The annual Haystack Book Festival, sponsored by the Norfolk Foundation, will again bring together writers and thinkers to explore new ideas in literature and the arts. “Writing Lives” kicks off the event Friday at 4:00 p.m. with Ada Calhoun (“Also a Poet”) and Priscilla Gilman (“The Critics Daughter: A Memoir”) in conversation with novelist and memoirist, Courtney Maum. Click here to register.

The Brendan Gill Lecture will be presented at 6:00 p.m. by Susanna Moore (“The Lost Wife: A Novel.”) Click here to register.

“On the Use and Abuse of Religion for Life” is slated for Saturday at 10:30 a.m. with Elizabeth Bucar, (“Stealing My Religion: Not Just Any Cultural Appropriation”) in conversation with Bob Smietana (“Reorganized Religion: The Reshaping of the American Church and Why it Matters.”) Click here to register.

“Inspired by the Legacy of Anne Garrels” will be offered Saturday at 1:00 p.m. George Packer (“The Last Best Hope: America in Crisis and Renewal”) will appear in conversation with Elizabeth Becker (“You Don’t Belong Here: How Three Women Rewrote the Story of War.”) Click here to register.

“Liberalism and Resentment: Political Ideas and Emotions” is slated for 3:00 p.m. Saturday. Presenters will be Robert Schneider (“The Return of Resentment: The Rise and Decline and Rise Again of a Political Emotion”) in conversation with Samuel Moyn, (“Liberalism Against Itself: Cold War Intellectuals and the Making of Our Times.”) Click here to register.

“A Look at Contemporary America by Traveling Through History” will be 11:00 a.m. Sunday. Neil King Jr., (“American Ramble: A Walk of Memory and Renewal,”) will be in conversation with Rinker Buck (“Life on the Mississippi: An Epic American Adventure.” Click here to register.

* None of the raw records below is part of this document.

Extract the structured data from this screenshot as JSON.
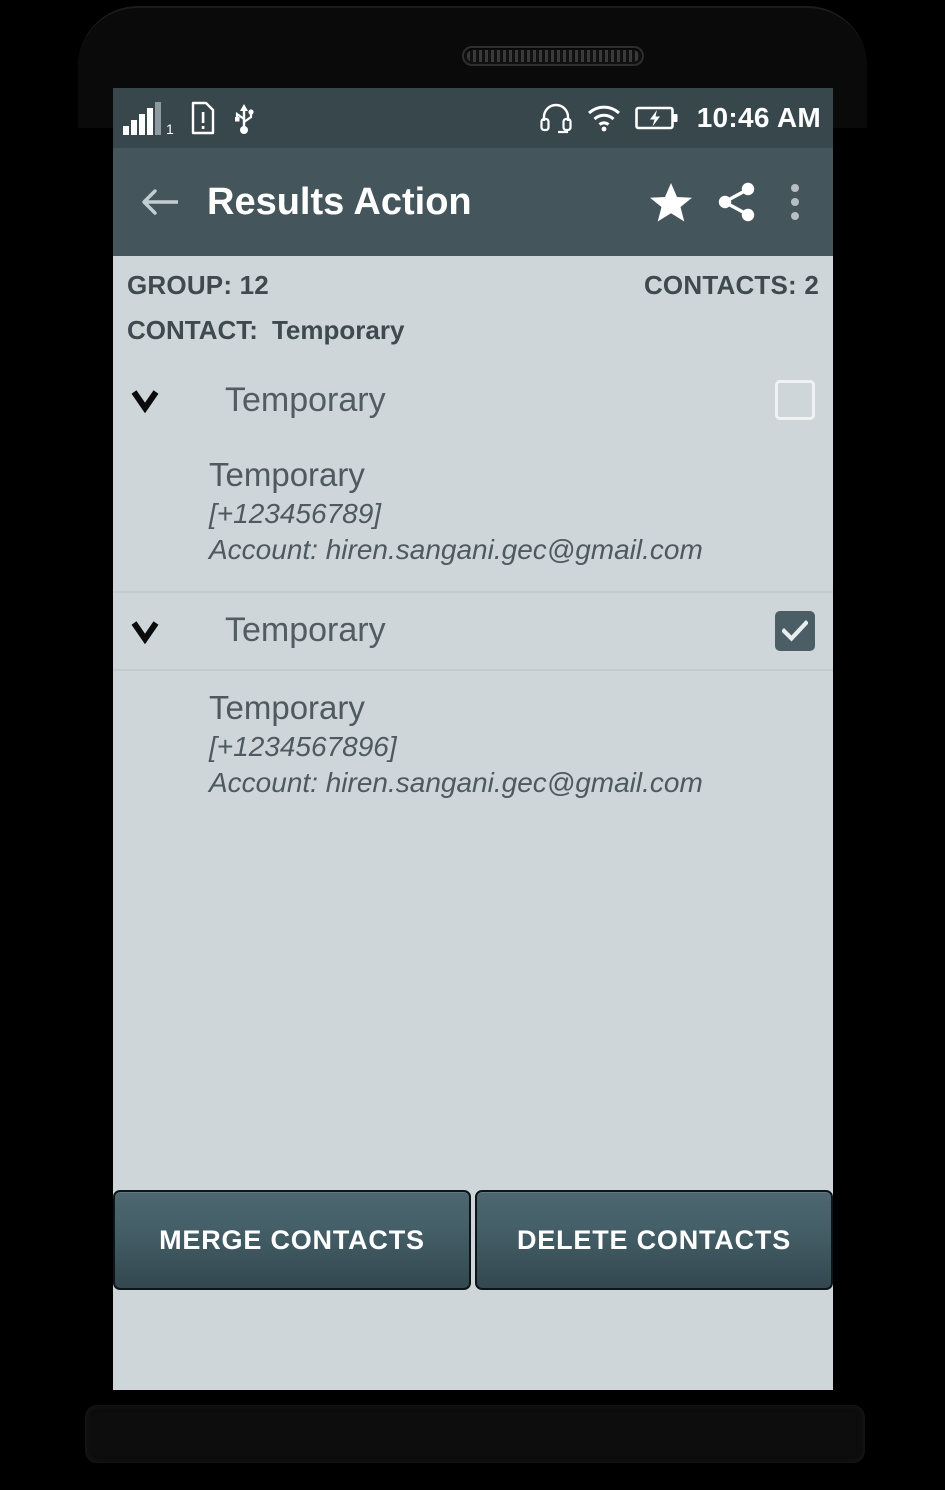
{
  "statusbar": {
    "signal_sim_label": "1",
    "icons": [
      "signal-bars-icon",
      "sim-card-alert-icon",
      "usb-icon",
      "headset-icon",
      "wifi-icon",
      "battery-charging-icon"
    ],
    "time": "10:46 AM"
  },
  "appbar": {
    "back_label": "back-arrow",
    "title": "Results Action",
    "actions": [
      {
        "name": "favorite-star",
        "label": "Favorite"
      },
      {
        "name": "share",
        "label": "Share"
      },
      {
        "name": "overflow-menu",
        "label": "More options"
      }
    ]
  },
  "meta": {
    "group_label": "GROUP: 12",
    "contacts_label": "CONTACTS: 2",
    "contact_prefix": "CONTACT:",
    "contact_value": "Temporary"
  },
  "groups": [
    {
      "name": "Temporary",
      "checked": false,
      "expanded": true,
      "detail": {
        "name": "Temporary",
        "phone": "[+123456789]",
        "account": "Account: hiren.sangani.gec@gmail.com"
      }
    },
    {
      "name": "Temporary",
      "checked": true,
      "expanded": true,
      "detail": {
        "name": "Temporary",
        "phone": "[+1234567896]",
        "account": "Account: hiren.sangani.gec@gmail.com"
      }
    }
  ],
  "buttons": {
    "merge": "MERGE CONTACTS",
    "delete": "DELETE CONTACTS"
  },
  "colors": {
    "statusbar_bg": "#37474c",
    "appbar_bg": "#44565c",
    "content_bg": "#ced6d9",
    "checkbox_checked": "#4c5e65",
    "text_primary": "#3e4a4e",
    "text_secondary": "#4e5a5f",
    "button_gradient_top": "#4d6670",
    "button_gradient_bottom": "#33484f"
  }
}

The festival ends Sunday at 1:30 p.m. with “How the Changing Landscape Touches Us All—Humans and Non-Humans Alike.” Carl Salina, (“Alfie & Me: What Owls Know, What Humans Believe,”) will be the presenter. Click here to register.

Barbour Woods in Readers’ Choice Contest

Residents are asked to help nominate Barbour Woods for Best Hiking Trail in the third annual Readers’ Choice Awards from Rural Intelligence. These awards shine the spotlight on the most outstanding establishments, organizations, and people in the region, chosen by their readers.

The Norfolk Land Trust, trustee of the Woods, think the Barbour Woods trails deserve to be nominated. Several hiking trails loop from the main carriage trail and include views of Haystack Mountain, the Killarney Bridge and the Swamp Trail’s gorgeous vernal pools.

The nominations remain open through September 30. The site with the most nominations wins.

For more information or to nominate the Barbour Woods, click here